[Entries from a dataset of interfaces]
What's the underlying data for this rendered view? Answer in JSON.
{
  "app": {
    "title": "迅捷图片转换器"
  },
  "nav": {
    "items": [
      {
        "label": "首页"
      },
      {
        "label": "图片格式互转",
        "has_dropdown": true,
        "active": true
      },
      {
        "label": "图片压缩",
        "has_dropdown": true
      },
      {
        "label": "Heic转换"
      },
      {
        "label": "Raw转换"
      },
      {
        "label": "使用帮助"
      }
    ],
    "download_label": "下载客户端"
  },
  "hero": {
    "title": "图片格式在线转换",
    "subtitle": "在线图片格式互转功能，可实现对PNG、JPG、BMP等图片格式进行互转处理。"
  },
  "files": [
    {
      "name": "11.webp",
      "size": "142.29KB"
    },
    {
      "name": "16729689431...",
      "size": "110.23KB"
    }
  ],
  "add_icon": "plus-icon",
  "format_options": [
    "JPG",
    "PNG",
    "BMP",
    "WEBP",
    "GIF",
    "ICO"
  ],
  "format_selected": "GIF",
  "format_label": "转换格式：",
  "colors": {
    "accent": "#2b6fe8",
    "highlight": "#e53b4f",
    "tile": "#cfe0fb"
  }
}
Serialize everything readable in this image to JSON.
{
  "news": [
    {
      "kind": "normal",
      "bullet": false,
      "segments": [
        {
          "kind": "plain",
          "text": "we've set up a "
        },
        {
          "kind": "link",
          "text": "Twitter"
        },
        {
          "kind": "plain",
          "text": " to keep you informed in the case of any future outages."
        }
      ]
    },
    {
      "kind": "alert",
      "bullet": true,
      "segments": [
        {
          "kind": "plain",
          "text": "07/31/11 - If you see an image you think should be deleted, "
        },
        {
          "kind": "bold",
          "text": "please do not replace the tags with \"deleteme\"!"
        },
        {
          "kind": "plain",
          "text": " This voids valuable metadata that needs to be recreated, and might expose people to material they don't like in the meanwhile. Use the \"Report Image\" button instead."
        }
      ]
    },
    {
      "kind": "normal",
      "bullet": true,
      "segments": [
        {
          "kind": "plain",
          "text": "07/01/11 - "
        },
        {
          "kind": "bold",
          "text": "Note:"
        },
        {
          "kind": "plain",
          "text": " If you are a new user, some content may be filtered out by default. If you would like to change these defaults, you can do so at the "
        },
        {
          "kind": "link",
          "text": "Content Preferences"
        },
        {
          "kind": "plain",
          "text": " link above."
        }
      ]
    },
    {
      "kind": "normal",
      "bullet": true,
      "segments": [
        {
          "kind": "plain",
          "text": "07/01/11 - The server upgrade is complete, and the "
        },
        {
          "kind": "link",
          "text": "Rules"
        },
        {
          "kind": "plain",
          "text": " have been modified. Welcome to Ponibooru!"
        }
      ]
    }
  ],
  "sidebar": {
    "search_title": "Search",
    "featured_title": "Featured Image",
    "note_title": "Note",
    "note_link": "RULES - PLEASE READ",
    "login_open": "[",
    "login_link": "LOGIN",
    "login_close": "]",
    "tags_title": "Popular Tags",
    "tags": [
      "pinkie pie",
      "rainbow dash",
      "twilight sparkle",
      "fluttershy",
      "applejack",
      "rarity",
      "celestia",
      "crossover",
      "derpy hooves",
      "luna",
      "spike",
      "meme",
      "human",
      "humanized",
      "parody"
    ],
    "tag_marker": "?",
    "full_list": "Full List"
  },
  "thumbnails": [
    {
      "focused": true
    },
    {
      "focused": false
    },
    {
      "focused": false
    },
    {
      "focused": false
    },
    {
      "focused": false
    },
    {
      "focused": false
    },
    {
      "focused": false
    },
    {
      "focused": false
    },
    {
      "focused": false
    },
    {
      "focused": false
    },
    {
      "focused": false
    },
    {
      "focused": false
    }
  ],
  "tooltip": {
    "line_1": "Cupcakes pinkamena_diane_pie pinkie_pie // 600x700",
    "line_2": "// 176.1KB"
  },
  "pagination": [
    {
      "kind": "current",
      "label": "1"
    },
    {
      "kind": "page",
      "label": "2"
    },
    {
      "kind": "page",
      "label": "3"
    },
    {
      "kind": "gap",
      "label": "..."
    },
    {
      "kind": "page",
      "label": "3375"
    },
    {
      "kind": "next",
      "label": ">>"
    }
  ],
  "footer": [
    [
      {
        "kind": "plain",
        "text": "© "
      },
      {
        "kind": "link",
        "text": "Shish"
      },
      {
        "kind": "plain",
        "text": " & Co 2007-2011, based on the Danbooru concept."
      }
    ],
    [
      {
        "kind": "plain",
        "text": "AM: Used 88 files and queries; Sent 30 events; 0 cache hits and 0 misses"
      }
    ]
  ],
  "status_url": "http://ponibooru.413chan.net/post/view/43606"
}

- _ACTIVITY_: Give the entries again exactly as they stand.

- _TASK ANSWER_:
What's the underlying data for this rendered view? Answer in JSON.
{
  "app": {
    "title": "迅捷图片转换器"
  },
  "nav": {
    "items": [
      {
        "label": "首页"
      },
      {
        "label": "图片格式互转",
        "has_dropdown": true,
        "active": true
      },
      {
        "label": "图片压缩",
        "has_dropdown": true
      },
      {
        "label": "Heic转换"
      },
      {
        "label": "Raw转换"
      },
      {
        "label": "使用帮助"
      }
    ],
    "download_label": "下载客户端"
  },
  "hero": {
    "title": "图片格式在线转换",
    "subtitle": "在线图片格式互转功能，可实现对PNG、JPG、BMP等图片格式进行互转处理。"
  },
  "files": [
    {
      "name": "11.webp",
      "size": "142.29KB"
    },
    {
      "name": "16729689431...",
      "size": "110.23KB"
    }
  ],
  "add_icon": "plus-icon",
  "format_options": [
    "JPG",
    "PNG",
    "BMP",
    "WEBP",
    "GIF",
    "ICO"
  ],
  "format_selected": "GIF",
  "format_label": "转换格式：",
  "colors": {
    "accent": "#2b6fe8",
    "highlight": "#e53b4f",
    "tile": "#cfe0fb"
  }
}
Serialize everything readable in this image to JSON.
{
  "news": [
    {
      "kind": "normal",
      "bullet": false,
      "segments": [
        {
          "kind": "plain",
          "text": "we've set up a "
        },
        {
          "kind": "link",
          "text": "Twitter"
        },
        {
          "kind": "plain",
          "text": " to keep you informed in the case of any future outages."
        }
      ]
    },
    {
      "kind": "alert",
      "bullet": true,
      "segments": [
        {
          "kind": "plain",
          "text": "07/31/11 - If you see an image you think should be deleted, "
        },
        {
          "kind": "bold",
          "text": "please do not replace the tags with \"deleteme\"!"
        },
        {
          "kind": "plain",
          "text": " This voids valuable metadata that needs to be recreated, and might expose people to material they don't like in the meanwhile. Use the \"Report Image\" button instead."
        }
      ]
    },
    {
      "kind": "normal",
      "bullet": true,
      "segments": [
        {
          "kind": "plain",
          "text": "07/01/11 - "
        },
        {
          "kind": "bold",
          "text": "Note:"
        },
        {
          "kind": "plain",
          "text": " If you are a new user, some content may be filtered out by default. If you would like to change these defaults, you can do so at the "
        },
        {
          "kind": "link",
          "text": "Content Preferences"
        },
        {
          "kind": "plain",
          "text": " link above."
        }
      ]
    },
    {
      "kind": "normal",
      "bullet": true,
      "segments": [
        {
          "kind": "plain",
          "text": "07/01/11 - The server upgrade is complete, and the "
        },
        {
          "kind": "link",
          "text": "Rules"
        },
        {
          "kind": "plain",
          "text": " have been modified. Welcome to Ponibooru!"
        }
      ]
    }
  ],
  "sidebar": {
    "search_title": "Search",
    "featured_title": "Featured Image",
    "note_title": "Note",
    "note_link": "RULES - PLEASE READ",
    "login_open": "[",
    "login_link": "LOGIN",
    "login_close": "]",
    "tags_title": "Popular Tags",
    "tags": [
      "pinkie pie",
      "rainbow dash",
      "twilight sparkle",
      "fluttershy",
      "applejack",
      "rarity",
      "celestia",
      "crossover",
      "derpy hooves",
      "luna",
      "spike",
      "meme",
      "human",
      "humanized",
      "parody"
    ],
    "tag_marker": "?",
    "full_list": "Full List"
  },
  "thumbnails": [
    {
      "focused": true
    },
    {
      "focused": false
    },
    {
      "focused": false
    },
    {
      "focused": false
    },
    {
      "focused": false
    },
    {
      "focused": false
    },
    {
      "focused": false
    },
    {
      "focused": false
    },
    {
      "focused": false
    },
    {
      "focused": false
    },
    {
      "focused": false
    },
    {
      "focused": false
    }
  ],
  "tooltip": {
    "line_1": "Cupcakes pinkamena_diane_pie pinkie_pie // 600x700",
    "line_2": "// 176.1KB"
  },
  "pagination": [
    {
      "kind": "current",
      "label": "1"
    },
    {
      "kind": "page",
      "label": "2"
    },
    {
      "kind": "page",
      "label": "3"
    },
    {
      "kind": "gap",
      "label": "..."
    },
    {
      "kind": "page",
      "label": "3375"
    },
    {
      "kind": "next",
      "label": ">>"
    }
  ],
  "footer": [
    [
      {
        "kind": "plain",
        "text": "© "
      },
      {
        "kind": "link",
        "text": "Shish"
      },
      {
        "kind": "plain",
        "text": " & Co 2007-2011, based on the Danbooru concept."
      }
    ],
    [
      {
        "kind": "plain",
        "text": "AM: Used 88 files and queries; Sent 30 events; 0 cache hits and 0 misses"
      }
    ]
  ],
  "status_url": "http://ponibooru.413chan.net/post/view/43606"
}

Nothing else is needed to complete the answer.